» **Task**
Below are some records. Count the lines with "result" in them and give nothing but the total.

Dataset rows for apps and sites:

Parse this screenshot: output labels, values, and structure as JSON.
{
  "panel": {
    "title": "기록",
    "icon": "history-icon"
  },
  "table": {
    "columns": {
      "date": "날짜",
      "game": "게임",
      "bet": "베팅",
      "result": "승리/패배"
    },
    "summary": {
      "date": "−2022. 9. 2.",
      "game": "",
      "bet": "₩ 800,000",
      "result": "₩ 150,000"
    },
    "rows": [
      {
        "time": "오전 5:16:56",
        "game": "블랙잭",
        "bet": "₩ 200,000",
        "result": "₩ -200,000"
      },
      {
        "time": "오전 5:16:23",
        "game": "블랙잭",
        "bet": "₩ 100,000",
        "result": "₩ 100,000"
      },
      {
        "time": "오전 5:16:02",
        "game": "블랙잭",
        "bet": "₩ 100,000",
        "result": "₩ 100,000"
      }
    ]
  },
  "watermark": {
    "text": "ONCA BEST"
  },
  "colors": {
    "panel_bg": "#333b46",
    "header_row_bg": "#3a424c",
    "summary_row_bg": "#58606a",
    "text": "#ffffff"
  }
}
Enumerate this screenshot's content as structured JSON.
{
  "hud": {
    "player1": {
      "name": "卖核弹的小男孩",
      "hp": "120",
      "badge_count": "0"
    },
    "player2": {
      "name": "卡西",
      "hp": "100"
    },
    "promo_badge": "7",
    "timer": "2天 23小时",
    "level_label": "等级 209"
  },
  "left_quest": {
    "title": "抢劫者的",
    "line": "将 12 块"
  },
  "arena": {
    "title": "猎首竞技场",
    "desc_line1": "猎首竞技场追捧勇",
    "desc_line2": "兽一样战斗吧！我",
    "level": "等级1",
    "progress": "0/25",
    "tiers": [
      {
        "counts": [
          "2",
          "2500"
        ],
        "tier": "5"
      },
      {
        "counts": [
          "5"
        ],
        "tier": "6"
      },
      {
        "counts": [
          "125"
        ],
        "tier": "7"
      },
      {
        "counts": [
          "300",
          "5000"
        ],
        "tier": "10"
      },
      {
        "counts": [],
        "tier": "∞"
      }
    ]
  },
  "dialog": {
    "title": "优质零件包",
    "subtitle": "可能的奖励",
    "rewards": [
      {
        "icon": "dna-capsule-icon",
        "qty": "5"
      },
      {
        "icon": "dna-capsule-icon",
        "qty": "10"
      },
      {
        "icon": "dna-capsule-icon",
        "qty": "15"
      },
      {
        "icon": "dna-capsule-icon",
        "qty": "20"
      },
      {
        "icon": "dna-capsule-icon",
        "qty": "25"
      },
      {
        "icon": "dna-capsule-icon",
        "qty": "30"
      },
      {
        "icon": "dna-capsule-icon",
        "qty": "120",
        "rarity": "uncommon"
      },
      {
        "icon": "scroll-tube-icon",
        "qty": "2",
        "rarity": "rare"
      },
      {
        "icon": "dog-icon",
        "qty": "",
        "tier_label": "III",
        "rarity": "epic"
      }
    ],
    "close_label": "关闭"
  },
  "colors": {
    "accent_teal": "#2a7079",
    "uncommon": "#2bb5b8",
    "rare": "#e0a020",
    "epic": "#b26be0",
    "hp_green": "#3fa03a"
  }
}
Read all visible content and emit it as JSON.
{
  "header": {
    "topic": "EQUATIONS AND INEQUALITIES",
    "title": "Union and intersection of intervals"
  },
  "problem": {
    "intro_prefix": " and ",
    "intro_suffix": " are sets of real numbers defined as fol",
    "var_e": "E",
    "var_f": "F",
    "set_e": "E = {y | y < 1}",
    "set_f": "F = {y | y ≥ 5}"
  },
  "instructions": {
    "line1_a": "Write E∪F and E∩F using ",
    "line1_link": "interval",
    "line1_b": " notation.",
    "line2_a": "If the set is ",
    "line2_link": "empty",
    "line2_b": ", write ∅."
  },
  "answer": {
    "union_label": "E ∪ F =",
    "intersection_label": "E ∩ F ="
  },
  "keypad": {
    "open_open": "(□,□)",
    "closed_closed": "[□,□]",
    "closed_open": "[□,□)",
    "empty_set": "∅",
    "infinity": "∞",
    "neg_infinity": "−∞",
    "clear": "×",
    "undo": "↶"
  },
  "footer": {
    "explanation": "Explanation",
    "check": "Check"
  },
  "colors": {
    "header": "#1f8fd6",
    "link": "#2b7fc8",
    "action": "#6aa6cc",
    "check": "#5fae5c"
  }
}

» **Reply to the task**
5